Data for the task -

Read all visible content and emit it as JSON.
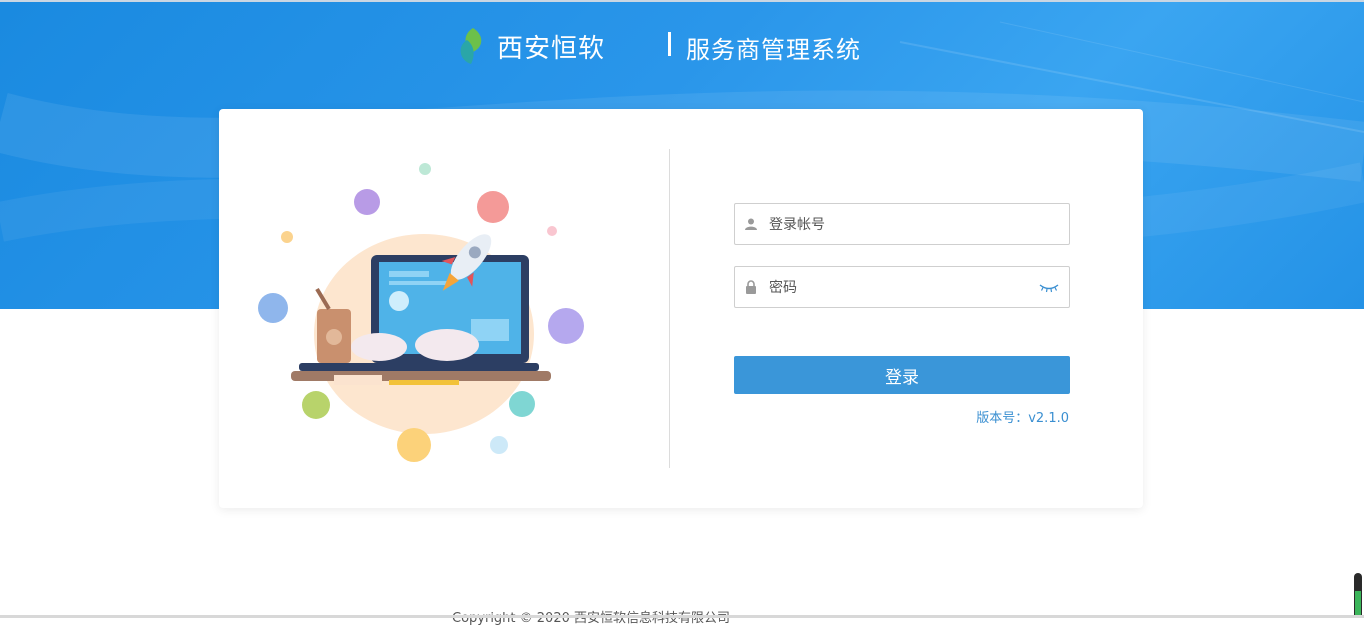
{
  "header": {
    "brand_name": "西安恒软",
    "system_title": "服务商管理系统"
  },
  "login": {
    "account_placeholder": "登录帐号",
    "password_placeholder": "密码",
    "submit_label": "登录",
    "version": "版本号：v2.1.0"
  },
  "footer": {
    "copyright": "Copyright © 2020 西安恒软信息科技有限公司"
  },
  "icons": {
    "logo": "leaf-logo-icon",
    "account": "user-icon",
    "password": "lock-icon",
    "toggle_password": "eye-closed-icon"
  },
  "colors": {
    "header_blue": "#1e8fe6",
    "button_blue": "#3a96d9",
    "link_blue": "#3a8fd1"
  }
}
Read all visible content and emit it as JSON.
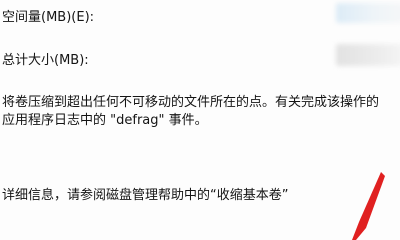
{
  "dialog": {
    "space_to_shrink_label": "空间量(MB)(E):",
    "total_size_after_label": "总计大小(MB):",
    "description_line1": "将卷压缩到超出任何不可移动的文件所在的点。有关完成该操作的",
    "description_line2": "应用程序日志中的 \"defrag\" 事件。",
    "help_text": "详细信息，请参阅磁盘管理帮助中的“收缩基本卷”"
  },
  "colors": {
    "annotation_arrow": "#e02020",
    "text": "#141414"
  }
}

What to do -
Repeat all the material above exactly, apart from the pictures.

Written response -
Read all visible content and emit it as JSON.
{
  "header": {
    "brand_name": "西安恒软",
    "system_title": "服务商管理系统"
  },
  "login": {
    "account_placeholder": "登录帐号",
    "password_placeholder": "密码",
    "submit_label": "登录",
    "version": "版本号：v2.1.0"
  },
  "footer": {
    "copyright": "Copyright © 2020 西安恒软信息科技有限公司"
  },
  "icons": {
    "logo": "leaf-logo-icon",
    "account": "user-icon",
    "password": "lock-icon",
    "toggle_password": "eye-closed-icon"
  },
  "colors": {
    "header_blue": "#1e8fe6",
    "button_blue": "#3a96d9",
    "link_blue": "#3a8fd1"
  }
}
Read all visible content and emit it as JSON.
{
  "dialog": {
    "space_to_shrink_label": "空间量(MB)(E):",
    "total_size_after_label": "总计大小(MB):",
    "description_line1": "将卷压缩到超出任何不可移动的文件所在的点。有关完成该操作的",
    "description_line2": "应用程序日志中的 \"defrag\" 事件。",
    "help_text": "详细信息，请参阅磁盘管理帮助中的“收缩基本卷”"
  },
  "colors": {
    "annotation_arrow": "#e02020",
    "text": "#141414"
  }
}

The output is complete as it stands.